Last Week on My Mac: Squeezing a thimbleful of update into a ten-gallon can

Updating macOS has never been more painful and fraught than in Big Sur. What had previously been a periodic distraction has changed in the last eight months into an unreliable and inefficient mess, which all too often consumes time when I can least afford it.

The whole objective of updates is that they should be unobtrusive procedures which minimise download time and user inconvenience. In Catalina and earlier, Apple provided ordinary users with three main choices:

  • online delta updates delivered through Software Update and softwareupdate to individual Macs;
  • offline standalone delta and combo updates available to download;
  • locally cached delta updates from the Content Caching Server.

Without any warning – in fact, with Apple claiming that Big Sur would make macOS updates “faster” and “easier than ever” – Apple removed the second of those options, and short of downloading and installing the whole of Big Sur, users now have only two choices for updates:

  • online delta updates delivered through Software Update and softwareupdate to individual Macs;
  • locally cached partial delta updates from Content Caching Server.
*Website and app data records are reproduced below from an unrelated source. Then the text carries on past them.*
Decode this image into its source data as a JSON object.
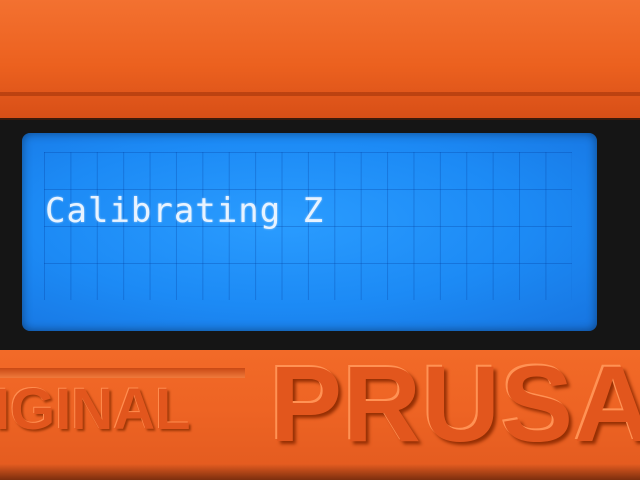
{
  "display": {
    "line1": "",
    "line2": "Calibrating Z",
    "line3": "",
    "line4": ""
  },
  "device": {
    "brand_left": "IGINAL",
    "brand_right": "PRUSA"
  },
  "colors": {
    "lcd_background": "#1c8af5",
    "lcd_text": "#e8f3ff",
    "case": "#ee6424"
  }
}
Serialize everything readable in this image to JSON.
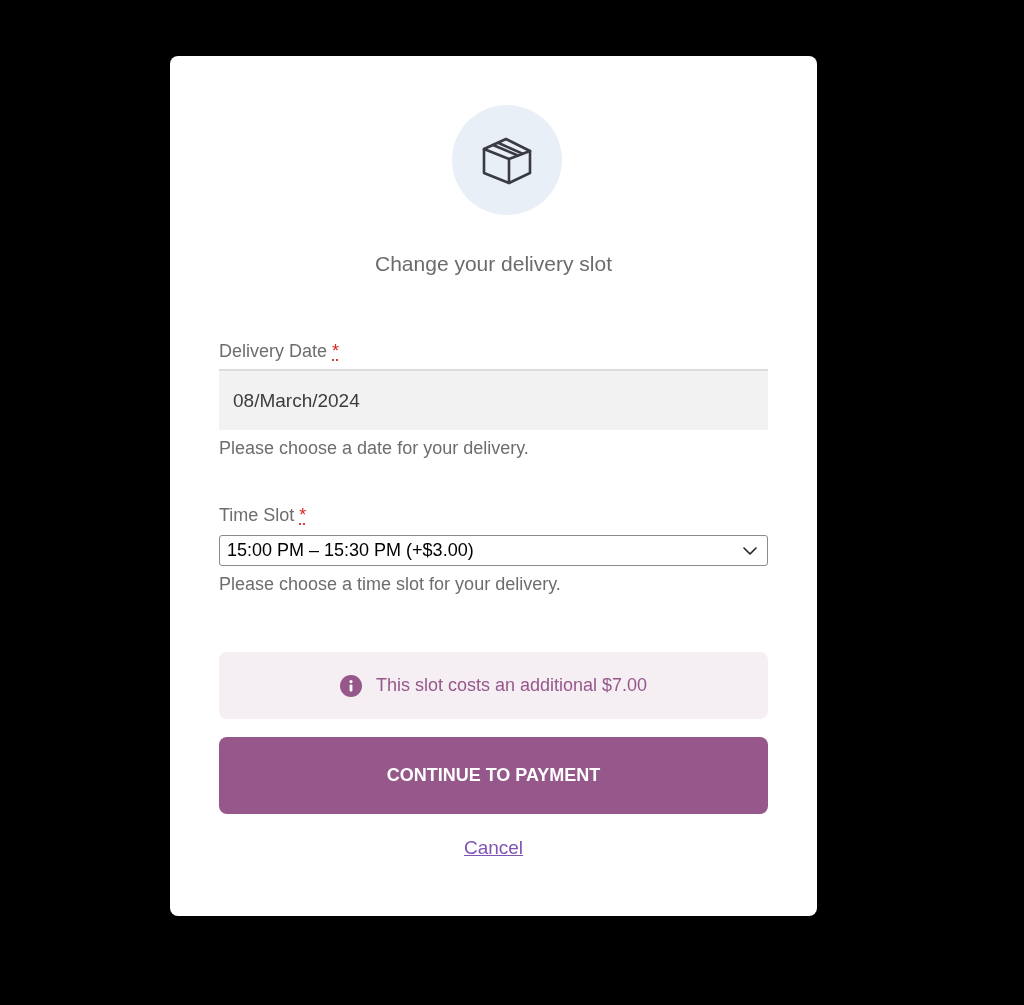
{
  "dialog": {
    "title": "Change your delivery slot",
    "fields": [
      {
        "kind": "date",
        "label": "Delivery Date",
        "required_mark": "*",
        "value": "08/March/2024",
        "hint": "Please choose a date for your delivery."
      },
      {
        "kind": "select",
        "label": "Time Slot",
        "required_mark": "*",
        "value": "15:00 PM – 15:30 PM (+$3.00)",
        "hint": "Please choose a time slot for your delivery."
      }
    ],
    "notice": {
      "text": "This slot costs an additional $7.00"
    },
    "primary_button": {
      "label": "CONTINUE TO PAYMENT"
    },
    "cancel_link": {
      "label": "Cancel"
    }
  }
}
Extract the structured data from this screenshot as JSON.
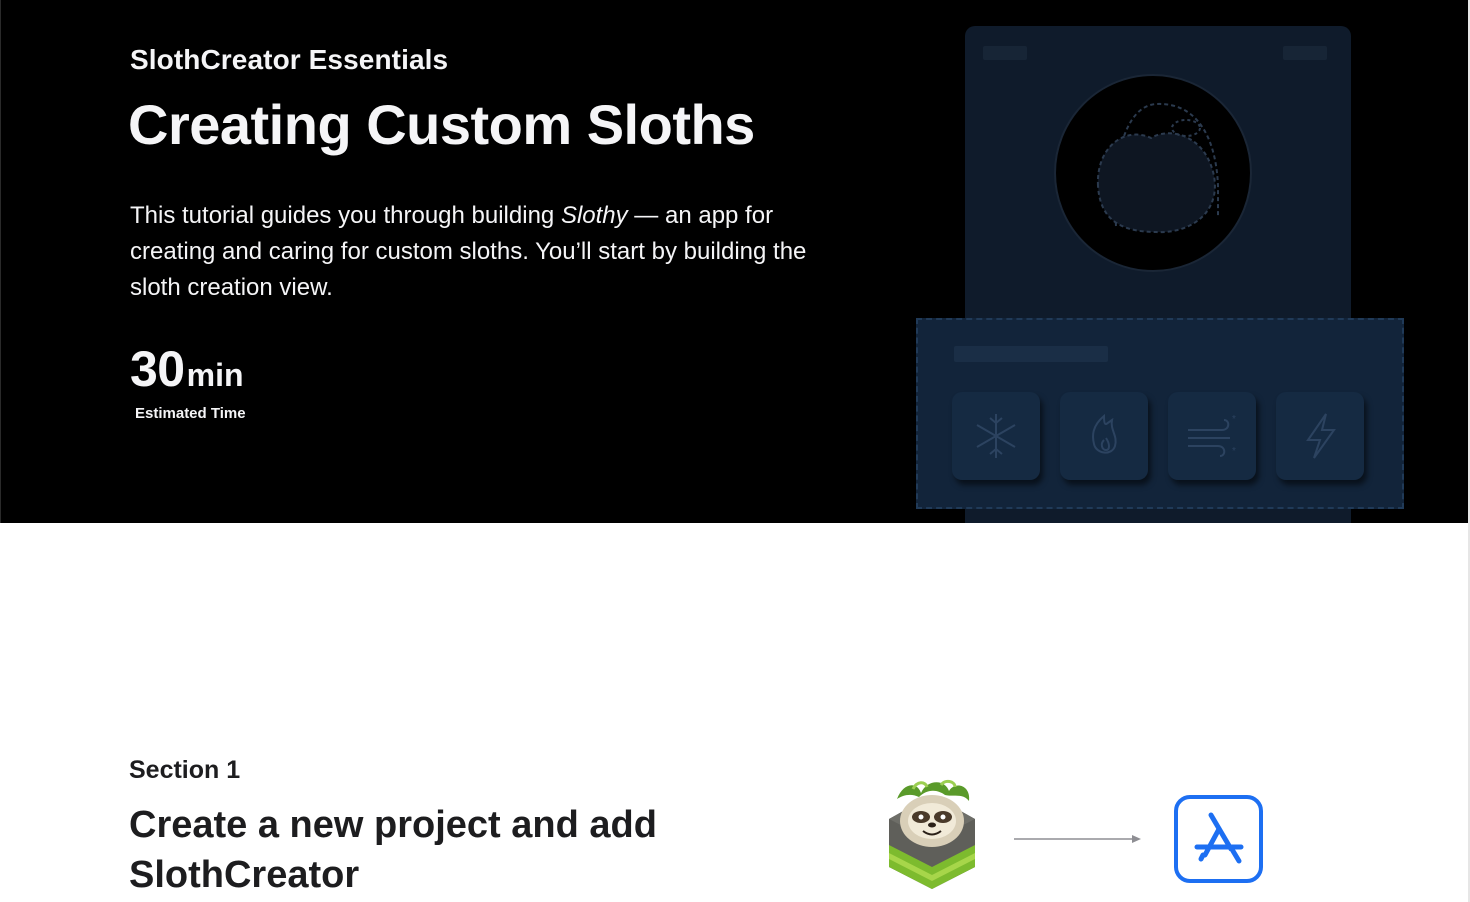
{
  "hero": {
    "eyebrow": "SlothCreator Essentials",
    "title": "Creating Custom Sloths",
    "description_prefix": "This tutorial guides you through building ",
    "description_emphasis": "Slothy",
    "description_suffix": " — an app for creating and caring for custom sloths. You’ll start by building the sloth creation view.",
    "duration_value": "30",
    "duration_unit": "min",
    "duration_label": "Estimated Time"
  },
  "illustration": {
    "power_icons": [
      "snowflake-icon",
      "flame-icon",
      "wind-icon",
      "lightning-icon"
    ]
  },
  "section": {
    "label": "Section 1",
    "title": "Create a new project and add SlothCreator"
  },
  "colors": {
    "hero_background": "#000000",
    "hero_text": "#f5f5f7",
    "accent_blue": "#1d6ff2",
    "body_text": "#1d1d1f"
  }
}
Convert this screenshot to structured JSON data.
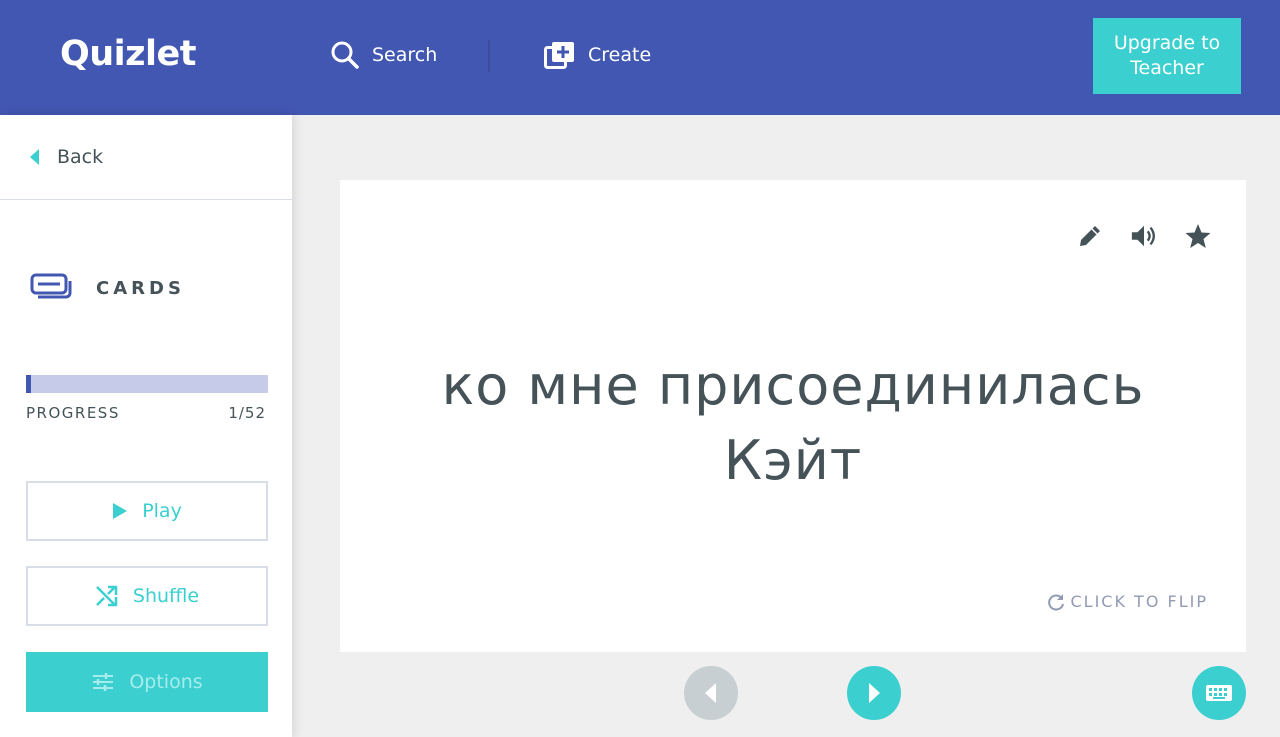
{
  "header": {
    "logo": "Quizlet",
    "nav": {
      "search_label": "Search",
      "create_label": "Create"
    },
    "upgrade_label": "Upgrade to Teacher"
  },
  "sidebar": {
    "back_label": "Back",
    "mode_label": "CARDS",
    "progress": {
      "label": "PROGRESS",
      "current": 1,
      "total": 52,
      "count_text": "1/52"
    },
    "buttons": {
      "play_label": "Play",
      "shuffle_label": "Shuffle",
      "options_label": "Options"
    }
  },
  "card": {
    "term": "ко мне присоединилась Кэйт",
    "flip_hint": "CLICK TO FLIP",
    "icons": [
      "edit-icon",
      "audio-icon",
      "star-icon"
    ]
  },
  "colors": {
    "brand_blue": "#4257b2",
    "accent_teal": "#3ccfcf",
    "text": "#455358",
    "muted": "#939bb4",
    "progress_track": "#c6cbe9"
  }
}
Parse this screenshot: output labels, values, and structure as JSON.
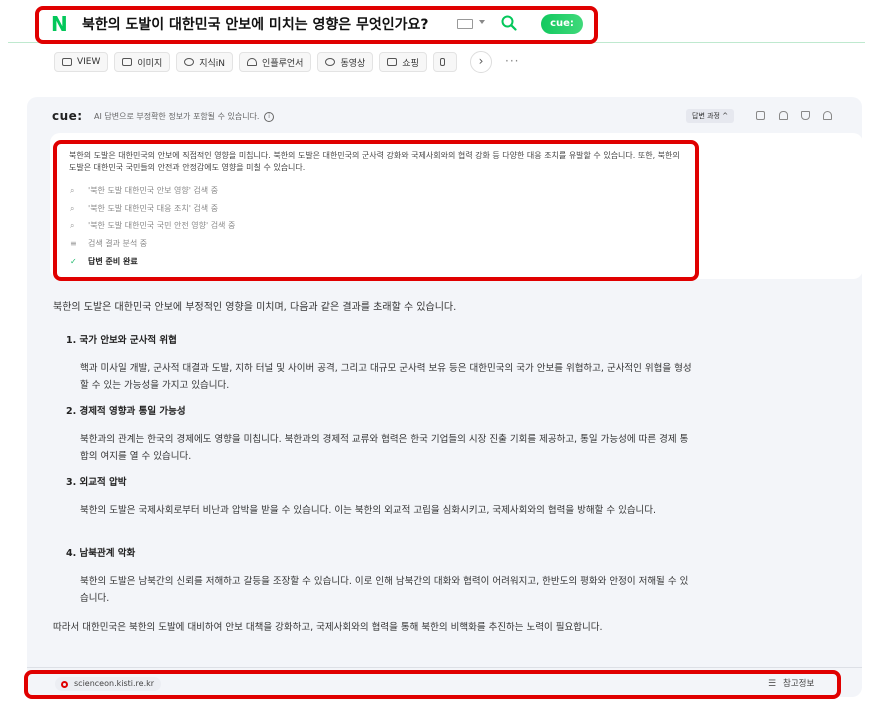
{
  "header": {
    "logo": "N",
    "query": "북한의 도발이 대한민국 안보에 미치는 영향은 무엇인가요?",
    "cue_badge": "cue:"
  },
  "tabs": [
    {
      "label": "VIEW",
      "icon": "view-icon"
    },
    {
      "label": "이미지",
      "icon": "image-icon"
    },
    {
      "label": "지식iN",
      "icon": "kin-icon"
    },
    {
      "label": "인플루언서",
      "icon": "influencer-icon"
    },
    {
      "label": "동영상",
      "icon": "video-icon"
    },
    {
      "label": "쇼핑",
      "icon": "shopping-icon"
    },
    {
      "label": "",
      "icon": "news-icon"
    }
  ],
  "cue": {
    "logo": "cue:",
    "notice": "AI 답변으로 부정확한 정보가 포함될 수 있습니다.",
    "process_button": "답변 과정 ^"
  },
  "process": {
    "summary": "북한의 도발은 대한민국의 안보에 직접적인 영향을 미칩니다. 북한의 도발은 대한민국의 군사력 강화와 국제사회와의 협력 강화 등 다양한 대응 조치를 유발할 수 있습니다. 또한, 북한의 도발은 대한민국 국민들의 안전과 안정감에도 영향을 미칠 수 있습니다.",
    "steps": [
      {
        "icon": "search-icon",
        "label": "'북한 도발 대한민국 안보 영향' 검색 중"
      },
      {
        "icon": "search-icon",
        "label": "'북한 도발 대한민국 대응 조치' 검색 중"
      },
      {
        "icon": "search-icon",
        "label": "'북한 도발 대한민국 국민 안전 영향' 검색 중"
      },
      {
        "icon": "list-icon",
        "label": "검색 결과 분석 중"
      },
      {
        "icon": "check-icon",
        "label": "답변 준비 완료"
      }
    ]
  },
  "answer": {
    "intro": "북한의 도발은 대한민국 안보에 부정적인 영향을 미치며, 다음과 같은 결과를 초래할 수 있습니다.",
    "sections": [
      {
        "heading": "1. 국가 안보와 군사적 위협",
        "body": "핵과 미사일 개발, 군사적 대결과 도발, 지하 터널 및 사이버 공격, 그리고 대규모 군사력 보유 등은 대한민국의 국가 안보를 위협하고, 군사적인 위협을 형성할 수 있는 가능성을 가지고 있습니다."
      },
      {
        "heading": "2. 경제적 영향과 통일 가능성",
        "body": "북한과의 관계는 한국의 경제에도 영향을 미칩니다. 북한과의 경제적 교류와 협력은 한국 기업들의 시장 진출 기회를 제공하고, 통일 가능성에 따른 경제 통합의 여지를 열 수 있습니다."
      },
      {
        "heading": "3. 외교적 압박",
        "body": "북한의 도발은 국제사회로부터 비난과 압박을 받을 수 있습니다. 이는 북한의 외교적 고립을 심화시키고, 국제사회와의 협력을 방해할 수 있습니다."
      },
      {
        "heading": "4. 남북관계 악화",
        "body": "북한의 도발은 남북간의 신뢰를 저해하고 갈등을 조장할 수 있습니다. 이로 인해 남북간의 대화와 협력이 어려워지고, 한반도의 평화와 안정이 저해될 수 있습니다."
      }
    ],
    "conclusion": "따라서 대한민국은 북한의 도발에 대비하여 안보 대책을 강화하고, 국제사회와의 협력을 통해 북한의 비핵화를 추진하는 노력이 필요합니다."
  },
  "footer": {
    "source": "scienceon.kisti.re.kr",
    "reference_label": "참고정보"
  }
}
What Apple also didn’t warn us of was that Big Sur’s updates have become inefficient to the point of absurdity. Last weeks’ security patch was an excellent example, in that it brought one small but very important fix for a bug, which didn’t apparently require a new kernel, firmware revision, or any discernible changes in the build or version numbers of the contents of /System/Library. Yet for M1 Macs it required the download of over 3 GB, fifteen minutes ‘preparation’, and a further 20-30 minutes to install.

Even if you’ve followed Apple’s advice and set up a Content Caching Server, each M1 Mac to be updated requires just under 1 GB of that update to be freshly downloaded direct from Apple’s servers rather than the local cache. The end result is that in its brief cycle, Big Sur has broken Apple’s previous records for requiring the largest quantity of updates: my chart below shows how macOS 11 has already required a total of over 31 GB of updates on Intel models, and more than 43 GB on M1 models.


In 11.5.1, Apple has succeeded in squeezing a thimbleful of a patch into a ten-gallon can of update, more than 99% of which is overhead. To compound that, those ten-gallon updates often don’t even work properly, forcing the user to download a full installer, weighing in at around 13 GB, and consuming even more time.

This has currently happened to my M1 Mac mini. It updated happily to 11.5, and remains stuck there. The Software Update pane in 11.5 is apparently unable to find any update for it, although it’s now five days since 11.5.1 was released. My only option therefore is to download the full 11.5.1 installer app, and hope that can connect with my existing Data volume. Neither am I the only Big Sur user who appears unable to update successfully to 11.5.1: several have contacted me to ask what they can do when 11.5 or older versions simply stop updating correctly. Where’s the standalone installer, they ask, but it’s a question Apple refuses to answer.

The upshot is that more and more users are giving up the battle to keep Big Sur up to date. My M1 mini won’t ever get to 11.5.1, as I’ll simply leave it until Monterey is released and upgrade to that, leaving it vulnerable to a bug which is already being exploited in the wild, for at least two months. Once your system updates start encouraging users to take such risks, you know that you’ve got them badly wrong.

This is perhaps best illustrated in the ‘total cost of ownership’ (TCO) for the first year of each recent version of macOS. This is simply the sum of the size of the initial installer, plus the size of all system updates during the year in which that version of macOS was current:

  • macOS Mojave 10.14 = 26.7 GB
  • macOS Catalina 10.15 = 37.1 GB
  • macOS Big Sur 11, Intel = 43.7 GB
  • macOS Big Sur 11, M1 = 66.6 GB.

If those aren’t enough to convince you of Big Sur’s problem, consider its future. Over the next two years, it’s expected to receive maintenance. Traditionally, that should mean six or seven Security Updates each year. Even if each is a minimum size of 3.1 GB (for an M1 Mac), that would add a further 40 GB or so to the TCO, bringing it to more than 100 GB – or 0.1 TB – during its supported lifetime. How many thimblefuls is that?